Callner, J. (1995) You’re only as sick as your secrets. The Journal of the California Alliance for the Mentally Ill, 6(4), 33-34.

  • Callner discusses the fear of consumers that employers will not hire an applicant who discloses a mental illness. He then goes on to discuss the support he has received since disclosure.

 

Carringer, L. M. (1995) Discarded people. The Journal of the California Alliance for the Mentally Ill, 6(4), 49-50.

  • The author discusses her struggle with both a physical and psychological disability. She relates her coworkers’ insensitivity to her difficulties and her supervisor’s refusal to consider accommodating her needs in any way that would have enabled her to continue performing the job she had done for several years.

 

Fisher, D.B. (1995) Disclosure, discrimination, and the ADA. The Journal of the California Alliance for the Mentally Ill, 6(4), 55.

  • Fisher discusses the concerns people with psychiatric disabilities have about disclosing their disability, despite the protection against discrimination offered by the ADA. Dr. Fisher is a psychiatrist who also has a history of serious mental illness.

 

LaPolla, S. M. (1995) Disclosure. The Journal of the California Alliance for the Mentally Ill, 6(4), 53-54.

  • LaPolla recounts her struggle with manic depression, then her difficulty deciding whether or not to disclose to her employer. She relates her process of disclosure and its successful aftermath.

 

Maida, P.R. (1995) Mediation and reasonable accommodations. The Journal of the California Alliance for the Mentally Ill, 6 (4), 38-39.

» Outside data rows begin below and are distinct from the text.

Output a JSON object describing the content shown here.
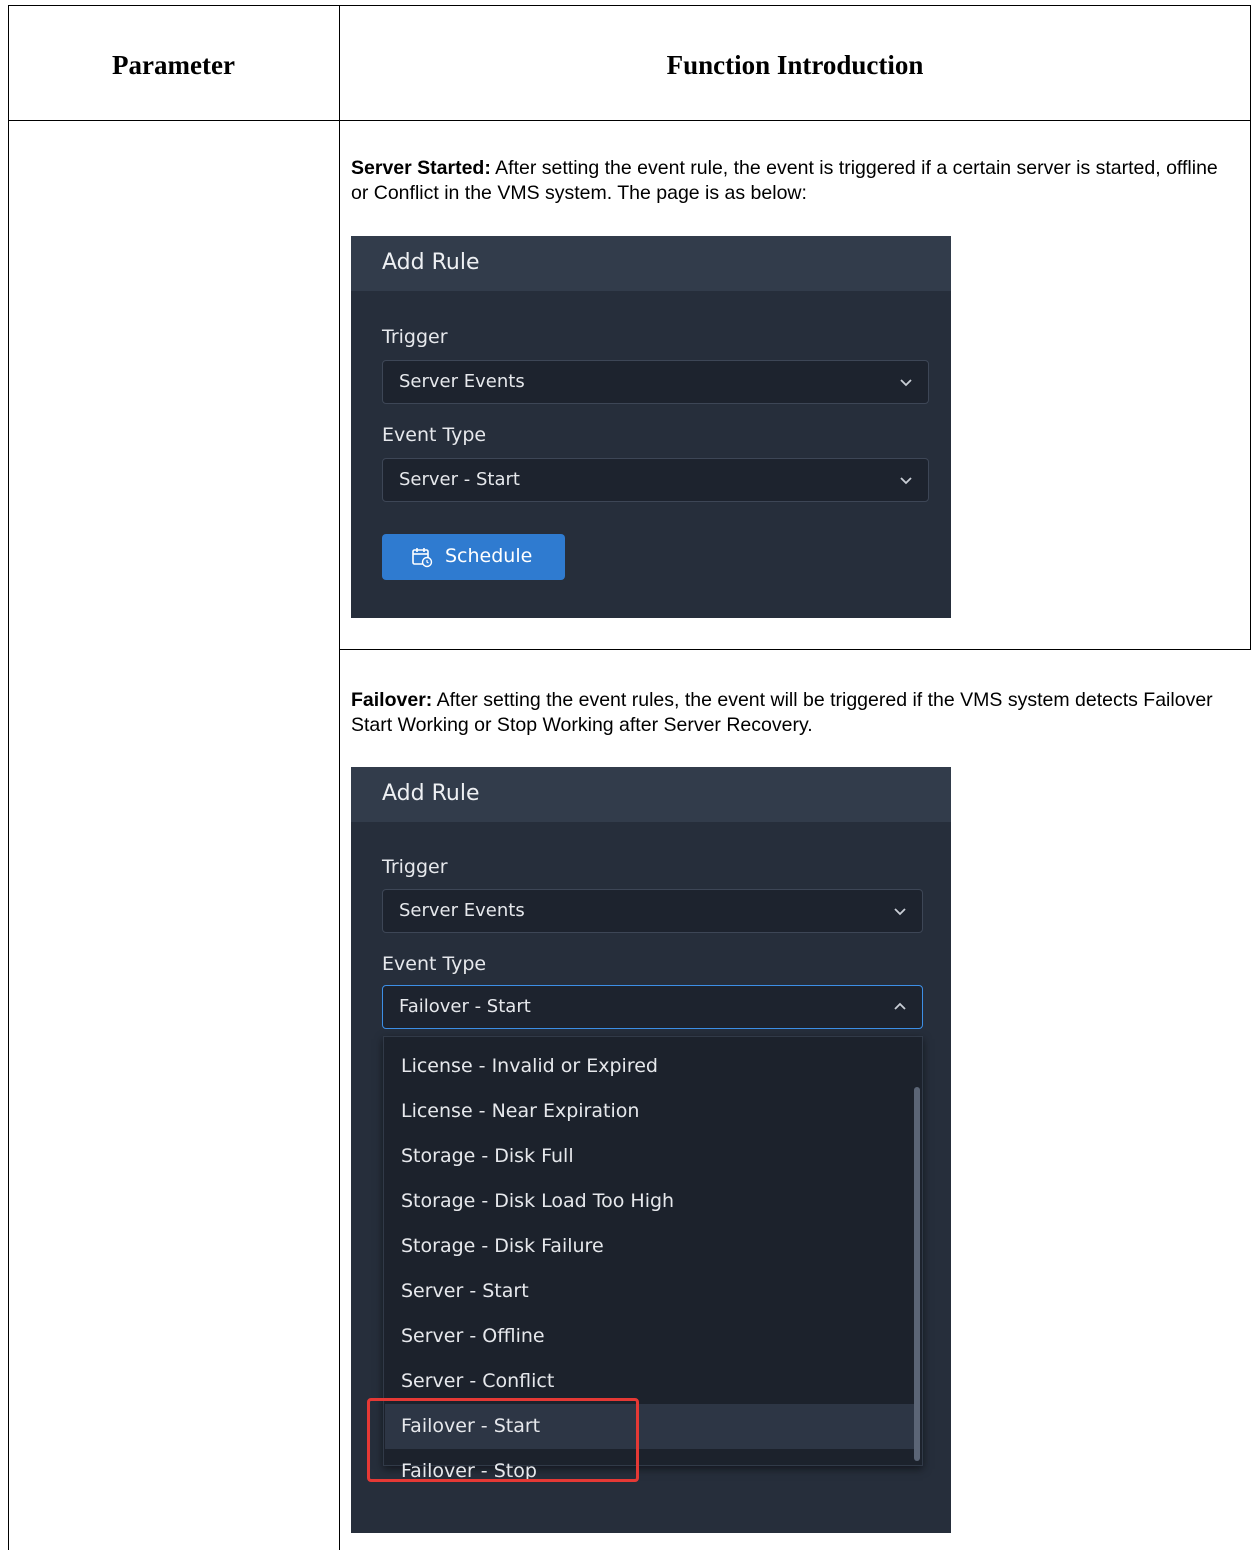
{
  "table": {
    "header": {
      "parameter": "Parameter",
      "function": "Function Introduction"
    }
  },
  "rows": [
    {
      "desc_bold": "Server Started:",
      "desc_text": " After setting the event rule, the event is triggered if a certain server is started, offline or Conflict in the VMS system. The page is as below:",
      "dialog": {
        "title": "Add Rule",
        "trigger_label": "Trigger",
        "trigger_value": "Server Events",
        "event_type_label": "Event Type",
        "event_type_value": "Server - Start",
        "schedule_label": "Schedule"
      }
    },
    {
      "desc_bold": "Failover:",
      "desc_text": " After setting the event rules, the event will be triggered if the VMS system detects Failover Start Working or Stop Working after Server Recovery.",
      "dialog": {
        "title": "Add Rule",
        "trigger_label": "Trigger",
        "trigger_value": "Server Events",
        "event_type_label": "Event Type",
        "event_type_value": "Failover - Start",
        "options": [
          "License - Invalid or Expired",
          "License - Near Expiration",
          "Storage - Disk Full",
          "Storage - Disk Load Too High",
          "Storage - Disk Failure",
          "Server - Start",
          "Server - Offline",
          "Server - Conflict",
          "Failover - Start",
          "Failover - Stop"
        ],
        "highlighted_option": "Failover - Start"
      }
    }
  ],
  "colors": {
    "panel_bg": "#262e3b",
    "panel_header": "#323c4b",
    "accent_blue": "#2f7bd0",
    "highlight_red": "#e53935"
  }
}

  • Maida describes how mediation can be used to resolve disputes about reasonable accommodation. He suggests that consumers should consider the role of mediation in negotiating reasonable accommodations.

 

Moore, J. A. (1995) Can the ADA work for people with mental illness? The Journal of the California Alliance for the Mentally Ill, 6(4), 25-26.

  • Jane Moore says that in order for the law to work for people with mental illnesses, it will take the courage of many individuals to disclose and request accommodations. Moore discusses the fears individuals with psychiatric disabilities have about disclosing.

 

Monson, K. (1995) On display without accommodation. The Journal of the California Alliance for the Mentally Ill, 6 (4), 44-48.

  • Kate Monson, an individual with bipolar disorder, writes about her experience working at a department store doing the advertising displays. She discusses how she managed working and dealing with her disability and how she was fired.

 

Roberts, M., Rotteveel J. & Manos E. (1995) Mental health consumers as professionals : Disclosure in the workplace. American Rehabilitation, 21(1), 20-23.

  • This article examines the complex issues of disclosure to both supervisors and coworkers by the mental health professional that has a psychiatric disability.

 

Sands, D. (1995) Reasonable accommodation or improbable emancipation? The Journal of the California Alliance for the Mentally Ill, 6(4), 21-22.

  • Diane Sands is a healthcare marketing specialist who lives with OCD. She discusses how the ADA has improved the quality of life for millions of Americans who might otherwise be excluded from the productive workforce.

 


Note: The information contained in these pages is for educational purposes only, and is not legal advice. Individuals should contact the appropriate legal resources for specific legal advice regarding their particular situations.